Sir: I was very glad at last to see a serious report on the Tajik civil war, which has been raging for several months now while the British press has almost ignored it ('Russia takes sides in Tajikistan war', 17 February). At the same time, in my view, your correspondent did not reflect the gravity of the situation.

Your Russian namesake (Nezavisimaia gazeta) reported on 6 February that in the fighting, an estimated 20,000-60,000 people (according to different reports) have been killed, 150,000 have disappeared and half a million have been made homeless.

Furthermore, it seems that the so-called Popular Front, which recently seized power, has been conducting a reign of terror against Muslims, democrats and people from regions that supported the overthrown government.

We are often told that the situation in the former Soviet Union is much less serious than in former Yugoslavia, and for the most part that is true. The recent history of Tajikistan shows, however, that fighting of Bosnian proportions is, in fact, taking place in one area of former Soviet territory, and that the Russians may be tempted to intervene in a quasi-imperial role. Is the West watching? Let us have more reports from Tajikistan.

Yours sincerely,


Professor of Russian History

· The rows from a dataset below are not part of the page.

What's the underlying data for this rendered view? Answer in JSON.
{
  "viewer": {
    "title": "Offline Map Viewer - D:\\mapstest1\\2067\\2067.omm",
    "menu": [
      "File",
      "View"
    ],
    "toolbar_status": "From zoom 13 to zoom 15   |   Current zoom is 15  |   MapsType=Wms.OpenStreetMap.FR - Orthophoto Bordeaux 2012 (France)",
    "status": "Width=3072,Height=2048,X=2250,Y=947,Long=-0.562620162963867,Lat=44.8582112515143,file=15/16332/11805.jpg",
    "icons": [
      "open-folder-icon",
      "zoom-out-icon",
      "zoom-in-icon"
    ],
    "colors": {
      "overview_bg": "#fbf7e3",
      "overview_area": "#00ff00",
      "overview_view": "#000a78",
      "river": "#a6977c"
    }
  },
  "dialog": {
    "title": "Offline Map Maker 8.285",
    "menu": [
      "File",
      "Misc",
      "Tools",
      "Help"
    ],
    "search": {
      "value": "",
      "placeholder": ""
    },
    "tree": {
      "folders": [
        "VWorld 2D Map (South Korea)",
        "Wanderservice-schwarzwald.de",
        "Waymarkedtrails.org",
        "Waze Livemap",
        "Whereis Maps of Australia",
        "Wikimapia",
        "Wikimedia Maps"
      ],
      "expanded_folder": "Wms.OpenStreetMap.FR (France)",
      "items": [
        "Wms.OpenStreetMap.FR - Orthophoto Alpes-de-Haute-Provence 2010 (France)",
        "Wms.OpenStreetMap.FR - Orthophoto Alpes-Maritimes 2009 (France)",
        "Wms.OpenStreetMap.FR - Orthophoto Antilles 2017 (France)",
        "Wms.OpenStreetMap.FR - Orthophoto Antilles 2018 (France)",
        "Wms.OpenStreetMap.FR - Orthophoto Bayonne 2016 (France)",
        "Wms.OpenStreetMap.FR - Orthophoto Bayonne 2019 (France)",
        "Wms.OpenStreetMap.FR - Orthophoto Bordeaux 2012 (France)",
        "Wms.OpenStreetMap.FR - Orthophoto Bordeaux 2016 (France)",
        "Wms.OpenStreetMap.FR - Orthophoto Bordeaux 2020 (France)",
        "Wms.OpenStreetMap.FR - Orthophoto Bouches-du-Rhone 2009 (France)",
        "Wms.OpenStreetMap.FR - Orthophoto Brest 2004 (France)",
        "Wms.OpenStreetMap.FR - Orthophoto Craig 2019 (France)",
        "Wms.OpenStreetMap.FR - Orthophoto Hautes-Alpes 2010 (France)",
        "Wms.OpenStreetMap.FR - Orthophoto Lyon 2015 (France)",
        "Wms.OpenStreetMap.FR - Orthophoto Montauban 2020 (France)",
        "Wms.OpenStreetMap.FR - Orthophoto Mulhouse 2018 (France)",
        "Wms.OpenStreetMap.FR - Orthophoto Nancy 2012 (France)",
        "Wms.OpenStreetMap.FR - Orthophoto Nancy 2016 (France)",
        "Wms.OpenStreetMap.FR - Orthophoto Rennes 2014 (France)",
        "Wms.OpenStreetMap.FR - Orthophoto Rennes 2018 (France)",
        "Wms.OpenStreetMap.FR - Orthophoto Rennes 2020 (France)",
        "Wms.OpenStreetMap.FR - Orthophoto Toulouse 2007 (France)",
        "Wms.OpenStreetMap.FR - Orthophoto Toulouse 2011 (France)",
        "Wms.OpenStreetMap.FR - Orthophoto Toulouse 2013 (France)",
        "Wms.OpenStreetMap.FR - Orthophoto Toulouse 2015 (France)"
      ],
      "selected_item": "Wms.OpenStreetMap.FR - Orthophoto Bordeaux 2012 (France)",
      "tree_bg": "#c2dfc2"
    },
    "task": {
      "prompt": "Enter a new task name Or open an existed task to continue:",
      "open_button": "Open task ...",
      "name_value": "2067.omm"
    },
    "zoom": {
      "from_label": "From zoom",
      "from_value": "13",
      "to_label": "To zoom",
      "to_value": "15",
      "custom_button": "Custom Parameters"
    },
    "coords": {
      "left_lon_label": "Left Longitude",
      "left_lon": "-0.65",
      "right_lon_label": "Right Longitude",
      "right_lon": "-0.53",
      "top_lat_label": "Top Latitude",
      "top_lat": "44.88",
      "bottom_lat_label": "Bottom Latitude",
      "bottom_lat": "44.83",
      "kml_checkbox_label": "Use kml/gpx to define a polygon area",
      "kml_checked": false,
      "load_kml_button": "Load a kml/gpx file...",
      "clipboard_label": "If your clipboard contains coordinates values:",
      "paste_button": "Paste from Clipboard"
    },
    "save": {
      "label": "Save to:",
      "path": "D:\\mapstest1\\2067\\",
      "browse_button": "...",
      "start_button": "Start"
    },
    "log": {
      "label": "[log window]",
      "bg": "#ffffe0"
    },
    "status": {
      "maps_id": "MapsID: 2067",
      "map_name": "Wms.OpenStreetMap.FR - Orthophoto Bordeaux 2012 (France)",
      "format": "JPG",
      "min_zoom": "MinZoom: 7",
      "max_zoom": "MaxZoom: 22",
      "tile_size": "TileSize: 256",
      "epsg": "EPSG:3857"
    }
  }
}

School of Slavonic and

East European Studies

University of London

London, WC1

18 February